Tusabe is one of the over 250 mental ailment patients currently undergoing rehabilitation, medication, re-integration, psychosocial support and empowerment in human rights and advocacy under the support of World Vision Uganda. The training is aimed at informing them about their human rights, how, where and from whom to advocate for them. It’s a starting point for them know which rights they are currently enjoying or being denied in communities.
He is part of the mental health gap action program [MHGAP], a world health organization [WHO] initiative to scale up services for mental, neurological and substance use disorders. The 5-year program, which is currently being piloted in the three districts of Kamuli, Jinjja and Kitgum is funded by World Vision and implemented by government.
‘’We are looking at scaling up access to mental, neurological and substance use disorders in Uganda by increasing capacity of health workers to handle and deal with mental health complications. We have trained district health workers in Kiboga, Kamuli and Kitgum, trained over 700 villages health teams plus the mental health patients them selves. You realize that all district hospitals nationwide have no specialized mental health units so we want to first of all create awareness about this and then create capacity for these centers to deal with mental health.’’ Says Suzan Akwii the World Vision Uganda MHGAP coordinator.
According to the ministry of health Principal medical officer for mental illness Dr. Sheila Ndyanabangi, specialized mental health units in Uganda are only at 13 regional referral hospitals but they lack adequate medical supplies for mental disorders. Because of this, all mental health patients have to be taken to Butabika
‘’We do not have enough psychiatrists in Uganda and that’s why we have decided that at the general hospital levels we will not build mental health units. What we are doing now is to see that at least each of these units can provide first aid for mental health disorders. Government is still short of finances to recruit occupational therapists for all its health centers so efforts from the private sector are highly needed.’’ Says Dr. Sheila Ndyanabangi.
Dr. Sheila adds that after the five-year pilot by World Vision, government should be able to adopt the program and implement it nationwide; following the successes the MHGAP will have realized on ground:
‘’Before MHGAP came, cases of mental illness where not being reported to hospitals but now because of the radio program campaigns, people are frequenting their patients to hospitals. Similarly the National medical stores in Kampala was not sending ample mental health drugs to district health center across the country but now every health center III is equipped with these drugs’’ Notes Dr Sheila.
Luckily for Tusabe and other patients in Kamuli, Kitgum and Jinjja, the program has pushed government to avail drugs to them at no cost though the injections are only administered at the regional hospitals.
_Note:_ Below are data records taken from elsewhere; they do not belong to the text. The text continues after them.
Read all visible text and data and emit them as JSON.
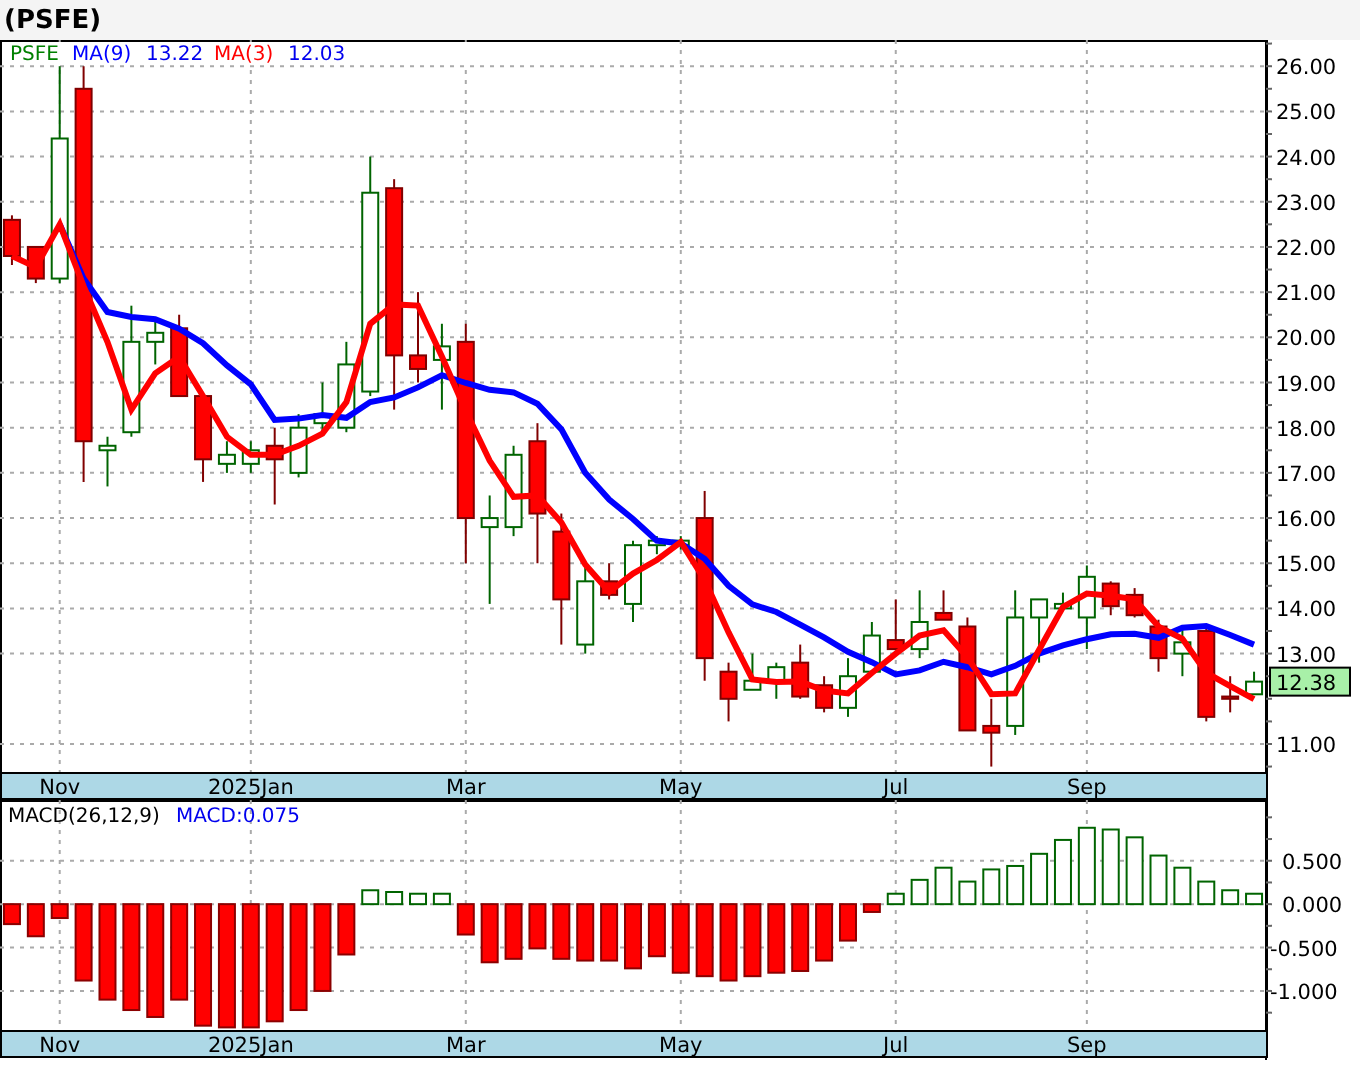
{
  "title": "(PSFE)",
  "price_panel": {
    "legend": {
      "symbol": "PSFE",
      "values": [
        "13.22",
        "12.03"
      ]
    },
    "last_price": "12.38",
    "chart_data": {
      "type": "candlestick",
      "grid": true,
      "ylim": [
        10.38,
        26.58
      ],
      "categories": [
        null,
        null,
        "Nov",
        null,
        null,
        null,
        null,
        null,
        null,
        null,
        "2025Jan",
        null,
        null,
        null,
        null,
        null,
        null,
        null,
        null,
        "Mar",
        null,
        null,
        null,
        null,
        null,
        null,
        null,
        null,
        "May",
        null,
        null,
        null,
        null,
        null,
        null,
        null,
        null,
        "Jul",
        null,
        null,
        null,
        null,
        null,
        null,
        null,
        "Sep",
        null,
        null,
        null,
        null,
        null,
        null,
        null
      ],
      "yticks": [
        {
          "value": 26,
          "label": "26.00"
        },
        {
          "value": 25,
          "label": "25.00"
        },
        {
          "value": 24,
          "label": "24.00"
        },
        {
          "value": 23,
          "label": "23.00"
        },
        {
          "value": 22,
          "label": "22.00"
        },
        {
          "value": 21,
          "label": "21.00"
        },
        {
          "value": 20,
          "label": "20.00"
        },
        {
          "value": 19,
          "label": "19.00"
        },
        {
          "value": 18,
          "label": "18.00"
        },
        {
          "value": 17,
          "label": "17.00"
        },
        {
          "value": 16,
          "label": "16.00"
        },
        {
          "value": 15,
          "label": "15.00"
        },
        {
          "value": 14,
          "label": "14.00"
        },
        {
          "value": 13,
          "label": "13.00"
        },
        {
          "value": 11,
          "label": "11.00"
        }
      ],
      "ohlc": [
        [
          22.6,
          22.7,
          21.6,
          21.8
        ],
        [
          22.0,
          22.0,
          21.2,
          21.3
        ],
        [
          21.3,
          26.0,
          21.2,
          24.4
        ],
        [
          25.5,
          26.0,
          16.8,
          17.7
        ],
        [
          17.5,
          17.8,
          16.7,
          17.6
        ],
        [
          17.9,
          20.7,
          17.8,
          19.9
        ],
        [
          19.9,
          20.4,
          19.4,
          20.1
        ],
        [
          20.2,
          20.5,
          18.7,
          18.7
        ],
        [
          18.7,
          18.7,
          16.8,
          17.3
        ],
        [
          17.2,
          17.7,
          17.0,
          17.4
        ],
        [
          17.2,
          17.7,
          17.0,
          17.5
        ],
        [
          17.6,
          18.0,
          16.3,
          17.3
        ],
        [
          17.0,
          18.3,
          16.9,
          18.0
        ],
        [
          18.1,
          19.0,
          17.9,
          18.3
        ],
        [
          18.0,
          19.9,
          17.9,
          19.4
        ],
        [
          18.8,
          24.0,
          18.7,
          23.2
        ],
        [
          23.3,
          23.5,
          18.4,
          19.6
        ],
        [
          19.6,
          21.0,
          19.0,
          19.3
        ],
        [
          19.5,
          20.3,
          18.4,
          19.8
        ],
        [
          19.9,
          20.3,
          15.0,
          16.0
        ],
        [
          15.8,
          16.5,
          14.1,
          16.0
        ],
        [
          15.8,
          17.6,
          15.6,
          17.4
        ],
        [
          17.7,
          18.1,
          15.0,
          16.1
        ],
        [
          15.7,
          16.1,
          13.2,
          14.2
        ],
        [
          13.2,
          15.0,
          13.0,
          14.6
        ],
        [
          14.6,
          15.0,
          14.2,
          14.3
        ],
        [
          14.1,
          15.5,
          13.7,
          15.4
        ],
        [
          15.4,
          15.6,
          15.2,
          15.5
        ],
        [
          15.4,
          15.6,
          15.3,
          15.5
        ],
        [
          16.0,
          16.6,
          12.4,
          12.9
        ],
        [
          12.6,
          12.8,
          11.5,
          12.0
        ],
        [
          12.2,
          13.0,
          12.2,
          12.4
        ],
        [
          12.4,
          12.8,
          12.0,
          12.7
        ],
        [
          12.8,
          13.2,
          12.0,
          12.05
        ],
        [
          12.3,
          12.5,
          11.7,
          11.8
        ],
        [
          11.8,
          12.9,
          11.6,
          12.5
        ],
        [
          12.6,
          13.7,
          12.6,
          13.4
        ],
        [
          13.3,
          14.2,
          13.1,
          13.1
        ],
        [
          13.1,
          14.4,
          12.9,
          13.7
        ],
        [
          13.9,
          14.4,
          13.75,
          13.75
        ],
        [
          13.6,
          13.8,
          11.3,
          11.3
        ],
        [
          11.4,
          12.0,
          10.5,
          11.25
        ],
        [
          11.4,
          14.4,
          11.2,
          13.8
        ],
        [
          13.8,
          14.2,
          12.8,
          14.2
        ],
        [
          14.0,
          14.35,
          14.0,
          14.1
        ],
        [
          13.8,
          14.95,
          13.1,
          14.7
        ],
        [
          14.55,
          14.6,
          13.85,
          14.05
        ],
        [
          14.3,
          14.45,
          13.8,
          13.85
        ],
        [
          13.6,
          13.75,
          12.6,
          12.9
        ],
        [
          13.0,
          13.6,
          12.5,
          13.25
        ],
        [
          13.5,
          13.55,
          11.5,
          11.6
        ],
        [
          12.05,
          12.5,
          11.7,
          12.0
        ],
        [
          12.1,
          12.6,
          12.1,
          12.38
        ]
      ],
      "series": [
        {
          "name": "MA(9)",
          "color": "#0000ff",
          "type": "line",
          "values": [
            null,
            null,
            22.5,
            21.3,
            20.56,
            20.45,
            20.4,
            20.19,
            19.87,
            19.38,
            18.96,
            18.17,
            18.2,
            18.28,
            18.22,
            18.57,
            18.67,
            18.89,
            19.16,
            18.99,
            18.84,
            18.78,
            18.53,
            17.96,
            17.0,
            16.41,
            15.98,
            15.5,
            15.44,
            15.1,
            14.5,
            14.09,
            13.92,
            13.64,
            13.36,
            13.04,
            12.81,
            12.54,
            12.63,
            12.82,
            12.7,
            12.54,
            12.73,
            13.0,
            13.18,
            13.32,
            13.43,
            13.44,
            13.35,
            13.57,
            13.61,
            13.41,
            13.2
          ]
        },
        {
          "name": "MA(3)",
          "color": "#ff0000",
          "type": "line",
          "values": [
            21.8,
            21.55,
            22.5,
            21.13,
            19.9,
            18.4,
            19.2,
            19.57,
            18.7,
            17.8,
            17.4,
            17.4,
            17.6,
            17.87,
            18.57,
            20.3,
            20.73,
            20.7,
            19.57,
            18.37,
            17.27,
            16.47,
            16.5,
            15.9,
            14.97,
            14.37,
            14.77,
            15.07,
            15.47,
            14.63,
            13.47,
            12.43,
            12.37,
            12.38,
            12.18,
            12.12,
            12.57,
            13.0,
            13.4,
            13.52,
            12.92,
            12.1,
            12.12,
            13.08,
            14.03,
            14.33,
            14.28,
            14.2,
            13.6,
            13.33,
            12.58,
            12.28,
            11.99
          ]
        }
      ]
    }
  },
  "macd_panel": {
    "legend": {
      "name": "MACD(26,12,9)",
      "value": "MACD:0.075"
    },
    "chart_data": {
      "type": "bar",
      "grid": true,
      "ylim": [
        -1.45,
        1.2
      ],
      "categories": [
        null,
        null,
        "Nov",
        null,
        null,
        null,
        null,
        null,
        null,
        null,
        "2025Jan",
        null,
        null,
        null,
        null,
        null,
        null,
        null,
        null,
        "Mar",
        null,
        null,
        null,
        null,
        null,
        null,
        null,
        null,
        "May",
        null,
        null,
        null,
        null,
        null,
        null,
        null,
        null,
        "Jul",
        null,
        null,
        null,
        null,
        null,
        null,
        null,
        "Sep",
        null,
        null,
        null,
        null,
        null,
        null,
        null
      ],
      "yticks": [
        {
          "value": 0.5,
          "label": "0.500"
        },
        {
          "value": 0,
          "label": "0.000"
        },
        {
          "value": -0.5,
          "label": "-0.500"
        },
        {
          "value": -1,
          "label": "-1.000"
        }
      ],
      "values": [
        -0.23,
        -0.37,
        -0.16,
        -0.88,
        -1.1,
        -1.22,
        -1.3,
        -1.1,
        -1.4,
        -1.42,
        -1.42,
        -1.35,
        -1.22,
        -1.0,
        -0.58,
        0.16,
        0.14,
        0.12,
        0.12,
        -0.35,
        -0.67,
        -0.63,
        -0.51,
        -0.63,
        -0.65,
        -0.65,
        -0.74,
        -0.6,
        -0.79,
        -0.83,
        -0.88,
        -0.83,
        -0.79,
        -0.77,
        -0.65,
        -0.42,
        -0.09,
        0.12,
        0.28,
        0.42,
        0.26,
        0.4,
        0.44,
        0.58,
        0.74,
        0.88,
        0.86,
        0.77,
        0.56,
        0.42,
        0.26,
        0.16,
        0.12
      ]
    }
  }
}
The question now unanswered is this, how is the situation in other districts?